Thermal fatigue as the origin of regolith on small asteroids

Astronomy News - 2 April 2014 - 1:00am

Thermal fatigue as the origin of regolith on small asteroids

Nature 508, 7495 (2014). doi:10.1038/nature13153

Authors: Marco Delbo, Guy Libourel, Justin Wilkerson, Naomi Murdoch, Patrick Michel, K. T. Ramesh, Clément Ganino, Chrystele Verati & Simone Marchi

Space missions and thermal infrared observations have shown that small asteroids (kilometre-sized or smaller) are covered by a layer of centimetre-sized or smaller particles, which constitute the regolith. Regolith generation has traditionally been attributed to the fall back of impact ejecta and by the break-up of boulders by micrometeoroid impact. Laboratory experiments and impact models, however, show that crater ejecta velocities are typically greater than several tens of centimetres per second, which corresponds to the gravitational escape velocity of kilometre-sized asteroids. Therefore, impact debris cannot be the main source of regolith on small asteroids.
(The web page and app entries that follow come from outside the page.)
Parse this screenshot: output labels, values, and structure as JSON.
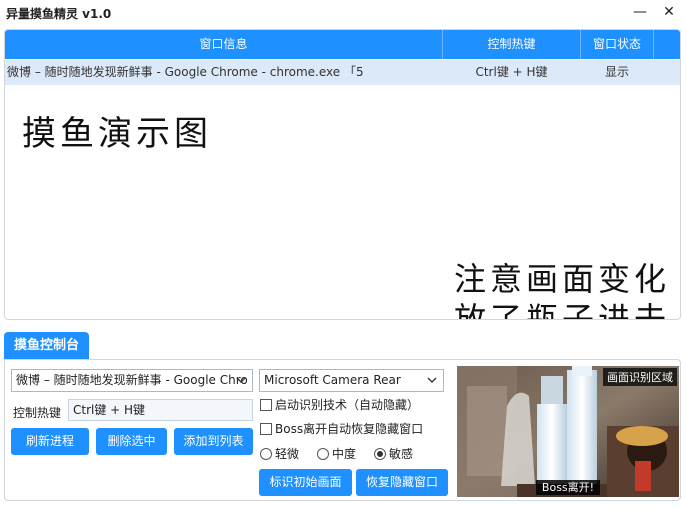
{
  "window": {
    "title": "异量摸鱼精灵 v1.0",
    "minimize_glyph": "—",
    "close_glyph": "✕"
  },
  "table": {
    "headers": [
      "窗口信息",
      "控制热键",
      "窗口状态"
    ],
    "rows": [
      {
        "window_info": "微博 – 随时随地发现新鲜事 - Google Chrome - chrome.exe 「5",
        "hotkey": "Ctrl键 + H键",
        "status": "显示"
      }
    ]
  },
  "demo": {
    "title": "摸鱼演示图",
    "note_line1": "注意画面变化",
    "note_line2": "放了瓶子进去"
  },
  "console": {
    "tab_label": "摸鱼控制台",
    "window_select_value": "微博 – 随时随地发现新鲜事 - Google Chro",
    "hotkey_label": "控制热键",
    "hotkey_value": "Ctrl键 + H键",
    "refresh_button": "刷新进程",
    "delete_button": "删除选中",
    "add_button": "添加到列表",
    "camera_select_value": "Microsoft Camera Rear",
    "auto_detect_checkbox": "启动识别技术（自动隐藏）",
    "auto_detect_checked": false,
    "boss_leave_checkbox": "Boss离开自动恢复隐藏窗口",
    "boss_leave_checked": false,
    "sensitivity_options": [
      "轻微",
      "中度",
      "敏感"
    ],
    "sensitivity_selected": "敏感",
    "mark_button": "标识初始画面",
    "restore_button": "恢复隐藏窗口",
    "preview_label": "画面识别区域",
    "preview_status": "Boss离开!"
  },
  "colors": {
    "accent": "#1e90ff",
    "row_highlight": "#dce9f8"
  }
}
Here we report that thermal fatigue, a mechanism of rock weathering and fragmentation with no subsequent ejection, is the dominant process governing regolith generation on small asteroids. We find that thermal fragmentation induced by the diurnal temperature variations breaks up rocks larger than a few centimetres more quickly than do micrometeoroid impacts. Because thermal fragmentation is independent of asteroid size, this process can also contribute to regolith production on larger asteroids. Production of fresh regolith originating in thermal fatigue fragmentation may be an important process for the rejuvenation of the surfaces of near-Earth asteroids, and may explain the observed lack of low-perihelion, carbonaceous, near-Earth asteroids.

Rare exoplanet alignment set for April Fool's Day 2026
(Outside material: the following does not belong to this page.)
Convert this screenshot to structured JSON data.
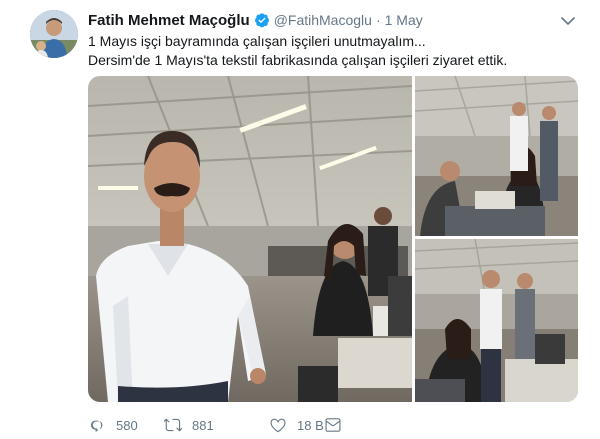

Astronomy News - 1 April 2014 - 6:00am
A distant solar system will be the arena for an unusual celestial arrangement, one sure to please Scrabble players as well as astronomers
    





Cosmology: Polar star

Astronomy News - 31 March 2014 - 1:00am

Cosmology: Polar star

Nature 508, 7494 (2014). http://www.nature.com/doifinder/10.1038/508028a

Author: Ron Cowen

After years of work in the Antarctic, John Kovac and his team have captured strong evidence for a long-held theory about the Universe’s birth.

Comet lander checks in with Earth

Astronomy News - 28 March 2014 - 3:58pm
The Philae lander, which Europe hopes to put on the surface of a comet later this year, is re-activated after three years in deep-space hibernation.

Director's Desk:ESA and CERN sign cooperation agreement

Astronomy News - 28 March 2014 - 1:06pm
ESA, the European Space Agency, and CERN, the European Organisation for Nuclear Research, signed a cooperation agreement on 28 March to foster future collaborations on research themes of common interest.

The Opposition of Mars

Astronomy News - 28 March 2014 - 5:44am
Earth and Mars are converging for a close encounter in April, an event astronomers call "the opposition of Mars."

Dead exoplanets can have oxygen-rich atmospheres too

Astronomy News - 27 March 2014 - 10:00pm
If Earth's ostensible twin is out there, it might be a lifeless rock – dead worlds can build up oxygen in their atmospheres as well as living ones